Return all of the material that follows, keeping each line exactly as it is.

**** Data shown

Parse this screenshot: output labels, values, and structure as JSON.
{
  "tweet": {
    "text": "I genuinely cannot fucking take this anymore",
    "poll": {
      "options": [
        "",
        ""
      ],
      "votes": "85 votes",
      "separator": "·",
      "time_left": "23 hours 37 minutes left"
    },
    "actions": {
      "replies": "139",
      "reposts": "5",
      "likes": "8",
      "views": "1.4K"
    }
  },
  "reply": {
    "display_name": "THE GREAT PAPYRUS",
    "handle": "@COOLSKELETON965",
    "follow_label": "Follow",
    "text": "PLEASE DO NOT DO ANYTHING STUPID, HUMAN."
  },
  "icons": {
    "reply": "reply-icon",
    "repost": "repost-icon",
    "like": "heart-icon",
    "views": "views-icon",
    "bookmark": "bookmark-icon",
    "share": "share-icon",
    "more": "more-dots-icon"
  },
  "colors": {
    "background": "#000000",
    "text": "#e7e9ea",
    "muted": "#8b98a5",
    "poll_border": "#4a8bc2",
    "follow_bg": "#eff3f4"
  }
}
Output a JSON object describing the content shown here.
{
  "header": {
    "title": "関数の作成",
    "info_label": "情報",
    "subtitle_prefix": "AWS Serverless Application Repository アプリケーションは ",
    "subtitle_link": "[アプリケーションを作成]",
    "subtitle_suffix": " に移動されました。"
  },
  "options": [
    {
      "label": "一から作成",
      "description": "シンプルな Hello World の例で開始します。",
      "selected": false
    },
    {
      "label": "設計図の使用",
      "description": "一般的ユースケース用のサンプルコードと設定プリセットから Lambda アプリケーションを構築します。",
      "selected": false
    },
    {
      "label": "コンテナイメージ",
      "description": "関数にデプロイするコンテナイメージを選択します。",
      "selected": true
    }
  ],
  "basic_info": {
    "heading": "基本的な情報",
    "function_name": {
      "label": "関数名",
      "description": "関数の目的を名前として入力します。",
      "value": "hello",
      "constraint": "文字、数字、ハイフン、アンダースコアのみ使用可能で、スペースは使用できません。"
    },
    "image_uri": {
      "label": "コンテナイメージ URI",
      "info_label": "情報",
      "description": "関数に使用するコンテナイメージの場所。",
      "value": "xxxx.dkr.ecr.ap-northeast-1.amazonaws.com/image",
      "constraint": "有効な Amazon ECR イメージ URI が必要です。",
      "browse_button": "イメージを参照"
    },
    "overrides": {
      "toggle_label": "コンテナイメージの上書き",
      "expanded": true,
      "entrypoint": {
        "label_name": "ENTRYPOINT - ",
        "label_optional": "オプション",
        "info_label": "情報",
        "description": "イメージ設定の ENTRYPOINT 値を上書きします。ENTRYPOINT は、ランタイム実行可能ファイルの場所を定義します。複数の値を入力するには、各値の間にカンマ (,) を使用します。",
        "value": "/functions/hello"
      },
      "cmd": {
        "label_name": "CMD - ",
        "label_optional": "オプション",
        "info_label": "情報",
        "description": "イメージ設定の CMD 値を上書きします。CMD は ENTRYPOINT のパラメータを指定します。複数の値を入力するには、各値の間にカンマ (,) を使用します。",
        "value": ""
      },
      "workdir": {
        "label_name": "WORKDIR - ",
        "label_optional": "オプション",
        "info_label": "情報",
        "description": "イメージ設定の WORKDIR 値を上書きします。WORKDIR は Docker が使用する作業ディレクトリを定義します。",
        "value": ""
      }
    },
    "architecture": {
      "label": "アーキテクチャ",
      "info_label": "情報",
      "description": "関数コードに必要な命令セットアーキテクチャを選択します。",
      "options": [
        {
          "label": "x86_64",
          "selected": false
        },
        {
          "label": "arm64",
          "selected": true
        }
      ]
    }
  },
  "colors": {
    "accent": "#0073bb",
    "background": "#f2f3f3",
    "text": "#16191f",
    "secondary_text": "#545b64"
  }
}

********

▶ _The completed task_
Parse this screenshot: output labels, values, and structure as JSON.
{
  "tweet": {
    "text": "I genuinely cannot fucking take this anymore",
    "poll": {
      "options": [
        "",
        ""
      ],
      "votes": "85 votes",
      "separator": "·",
      "time_left": "23 hours 37 minutes left"
    },
    "actions": {
      "replies": "139",
      "reposts": "5",
      "likes": "8",
      "views": "1.4K"
    }
  },
  "reply": {
    "display_name": "THE GREAT PAPYRUS",
    "handle": "@COOLSKELETON965",
    "follow_label": "Follow",
    "text": "PLEASE DO NOT DO ANYTHING STUPID, HUMAN."
  },
  "icons": {
    "reply": "reply-icon",
    "repost": "repost-icon",
    "like": "heart-icon",
    "views": "views-icon",
    "bookmark": "bookmark-icon",
    "share": "share-icon",
    "more": "more-dots-icon"
  },
  "colors": {
    "background": "#000000",
    "text": "#e7e9ea",
    "muted": "#8b98a5",
    "poll_border": "#4a8bc2",
    "follow_bg": "#eff3f4"
  }
}
Output a JSON object describing the content shown here.
{
  "header": {
    "title": "関数の作成",
    "info_label": "情報",
    "subtitle_prefix": "AWS Serverless Application Repository アプリケーションは ",
    "subtitle_link": "[アプリケーションを作成]",
    "subtitle_suffix": " に移動されました。"
  },
  "options": [
    {
      "label": "一から作成",
      "description": "シンプルな Hello World の例で開始します。",
      "selected": false
    },
    {
      "label": "設計図の使用",
      "description": "一般的ユースケース用のサンプルコードと設定プリセットから Lambda アプリケーションを構築します。",
      "selected": false
    },
    {
      "label": "コンテナイメージ",
      "description": "関数にデプロイするコンテナイメージを選択します。",
      "selected": true
    }
  ],
  "basic_info": {
    "heading": "基本的な情報",
    "function_name": {
      "label": "関数名",
      "description": "関数の目的を名前として入力します。",
      "value": "hello",
      "constraint": "文字、数字、ハイフン、アンダースコアのみ使用可能で、スペースは使用できません。"
    },
    "image_uri": {
      "label": "コンテナイメージ URI",
      "info_label": "情報",
      "description": "関数に使用するコンテナイメージの場所。",
      "value": "xxxx.dkr.ecr.ap-northeast-1.amazonaws.com/image",
      "constraint": "有効な Amazon ECR イメージ URI が必要です。",
      "browse_button": "イメージを参照"
    },
    "overrides": {
      "toggle_label": "コンテナイメージの上書き",
      "expanded": true,
      "entrypoint": {
        "label_name": "ENTRYPOINT - ",
        "label_optional": "オプション",
        "info_label": "情報",
        "description": "イメージ設定の ENTRYPOINT 値を上書きします。ENTRYPOINT は、ランタイム実行可能ファイルの場所を定義します。複数の値を入力するには、各値の間にカンマ (,) を使用します。",
        "value": "/functions/hello"
      },
      "cmd": {
        "label_name": "CMD - ",
        "label_optional": "オプション",
        "info_label": "情報",
        "description": "イメージ設定の CMD 値を上書きします。CMD は ENTRYPOINT のパラメータを指定します。複数の値を入力するには、各値の間にカンマ (,) を使用します。",
        "value": ""
      },
      "workdir": {
        "label_name": "WORKDIR - ",
        "label_optional": "オプション",
        "info_label": "情報",
        "description": "イメージ設定の WORKDIR 値を上書きします。WORKDIR は Docker が使用する作業ディレクトリを定義します。",
        "value": ""
      }
    },
    "architecture": {
      "label": "アーキテクチャ",
      "info_label": "情報",
      "description": "関数コードに必要な命令セットアーキテクチャを選択します。",
      "options": [
        {
          "label": "x86_64",
          "selected": false
        },
        {
          "label": "arm64",
          "selected": true
        }
      ]
    }
  },
  "colors": {
    "accent": "#0073bb",
    "background": "#f2f3f3",
    "text": "#16191f",
    "secondary_text": "#545b64"
  }
}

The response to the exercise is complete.